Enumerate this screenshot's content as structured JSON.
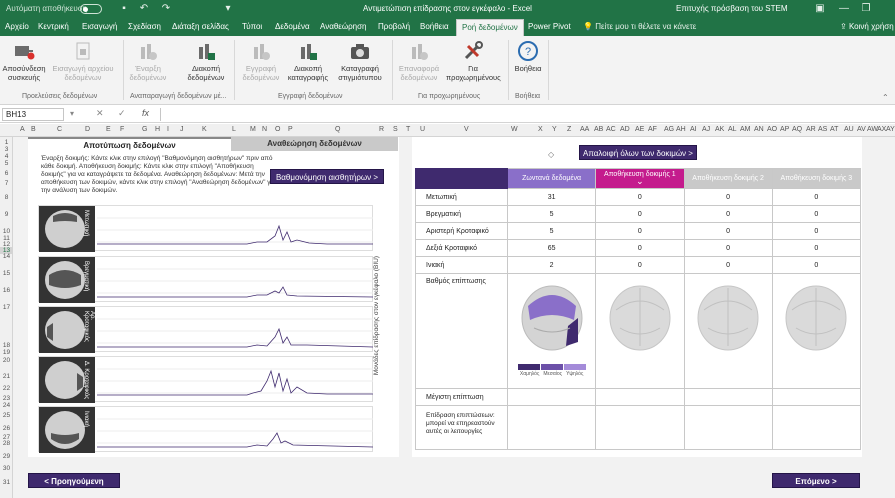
{
  "titlebar": {
    "autosave": "Αυτόματη αποθήκευση",
    "autosave_state": "Off",
    "doc_title": "Αντιμετώπιση επίδρασης στον εγκέφαλο - Excel",
    "user": "Επιτυχής πρόσβαση του STEM"
  },
  "tabs": [
    "Αρχείο",
    "Κεντρική",
    "Εισαγωγή",
    "Σχεδίαση",
    "Διάταξη σελίδας",
    "Τύποι",
    "Δεδομένα",
    "Αναθεώρηση",
    "Προβολή",
    "Βοήθεια",
    "Ροή δεδομένων",
    "Power Pivot"
  ],
  "tellme": "Πείτε μου τι θέλετε να κάνετε",
  "share": "Κοινή χρήση",
  "ribbon": {
    "b1": "Αποσύνδεση συσκευής",
    "b2": "Εισαγωγή αρχείου δεδομένων",
    "b3": "Έναρξη δεδομένων",
    "b4": "Διακοπή δεδομένων",
    "b5": "Εγγραφή δεδομένων",
    "b6": "Διακοπή καταγραφής",
    "b7": "Καταγραφή στιγμιότυπου",
    "b8": "Επαναφορά δεδομένων",
    "b9": "Για προχωρημένους",
    "b10": "Βοήθεια",
    "g1": "Προελεύσεις δεδομένων",
    "g2": "Αναπαραγωγή δεδομένων μέ...",
    "g3": "Εγγραφή δεδομένων",
    "g4": "Για προχωρημένους",
    "g5": "Βοήθεια"
  },
  "formula": {
    "namebox": "BH13",
    "fx": "fx",
    "value": ""
  },
  "columns": [
    "A",
    "B",
    "C",
    "D",
    "E",
    "F",
    "G",
    "H",
    "I",
    "J",
    "K",
    "L",
    "M",
    "N",
    "O",
    "P",
    "Q",
    "R",
    "S",
    "T",
    "U",
    "V",
    "W",
    "X",
    "Y",
    "Z",
    "AA",
    "AB",
    "AC",
    "AD",
    "AE",
    "AF",
    "AG",
    "AH",
    "AI",
    "AJ",
    "AK",
    "AL",
    "AM",
    "AN",
    "AO",
    "AP",
    "AQ",
    "AR",
    "AS",
    "AT",
    "AU",
    "AV",
    "AW",
    "AX",
    "AY",
    "AZ"
  ],
  "rows": [
    "1",
    "3",
    "4",
    "5",
    "6",
    "7",
    "8",
    "9",
    "10",
    "11",
    "12",
    "13",
    "14",
    "15",
    "16",
    "17",
    "18",
    "19",
    "20",
    "21",
    "22",
    "23",
    "24",
    "25",
    "26",
    "27",
    "28",
    "29",
    "30",
    "31"
  ],
  "panel": {
    "tab_left": "Αποτύπωση δεδομένων",
    "tab_right": "Αναθεώρηση δεδομένων",
    "instructions": "Έναρξη δοκιμής: Κάντε κλικ στην επιλογή \"Βαθμονόμηση αισθητήρων\" πριν από κάθε δοκιμή. Αποθήκευση δοκιμής: Κάντε κλικ στην επιλογή \"Αποθήκευση δοκιμής\" για να καταγράψετε τα δεδομένα. Αναθεώρηση δεδομένων: Μετά την αποθήκευση των δοκιμών, κάντε κλικ στην επιλογή \"Αναθεώρηση δεδομένων\" για την ανάλυση των δοκιμών.",
    "calibrate": "Βαθμονόμηση αισθητήρων >",
    "y_axis": "Μονάδες επίδρασης στον εγκέφαλο (BIU)",
    "sensors": [
      "Μετωπική",
      "Βρεγματική",
      "Αρ. Κροταφικός",
      "Δ. Κροταφικός",
      "Ινιακή"
    ]
  },
  "table": {
    "clear_all": "Απαλοιφή όλων των δοκιμών >",
    "headers": [
      "Ζωντανά δεδομένα",
      "Αποθήκευση δοκιμής 1",
      "Αποθήκευση δοκιμής 2",
      "Αποθήκευση δοκιμής 3"
    ],
    "rows": [
      {
        "label": "Μετωπική",
        "values": [
          "31",
          "0",
          "0",
          "0"
        ]
      },
      {
        "label": "Βρεγματική",
        "values": [
          "5",
          "0",
          "0",
          "0"
        ]
      },
      {
        "label": "Αριστερή Κροταφικό",
        "values": [
          "5",
          "0",
          "0",
          "0"
        ]
      },
      {
        "label": "Δεξιά Κροταφικό",
        "values": [
          "65",
          "0",
          "0",
          "0"
        ]
      },
      {
        "label": "Ινιακή",
        "values": [
          "2",
          "0",
          "0",
          "0"
        ]
      }
    ],
    "severity_label": "Βαθμός επίπτωσης",
    "legend": [
      "Χαμηλός",
      "Μεσαίος",
      "Υψηλός"
    ],
    "max_impact": "Μέγιστη επίπτωση",
    "function_label": "Επίδραση επιπτώσεων: μπορεί να επηρεαστούν αυτές οι λειτουργίες"
  },
  "nav": {
    "prev": "< Προηγούμενη",
    "next": "Επόμενο >"
  },
  "colors": {
    "excel_green": "#217346",
    "purple_dark": "#3f2a6e",
    "purple_live": "#8a6fc9",
    "magenta": "#c41b8d",
    "gray_header": "#c9c9c9"
  }
}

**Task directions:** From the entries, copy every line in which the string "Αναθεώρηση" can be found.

**Answer section:**
    "Αναθεώρηση",
    "tab_right": "Αναθεώρηση δεδομένων",
    "instructions": "Έναρξη δοκιμής: Κάντε κλικ στην επιλογή \"Βαθμονόμηση αισθητήρων\" πριν από κάθε δοκιμή. Αποθήκευση δοκιμής: Κάντε κλικ στην επιλογή \"Αποθήκευση δοκιμής\" για να καταγράψετε τα δεδομένα. Αναθεώρηση δεδομένων: Μετά την αποθήκευση των δοκιμών, κάντε κλικ στην επιλογή \"Αναθεώρηση δεδομένων\" για την ανάλυση των δοκιμών.",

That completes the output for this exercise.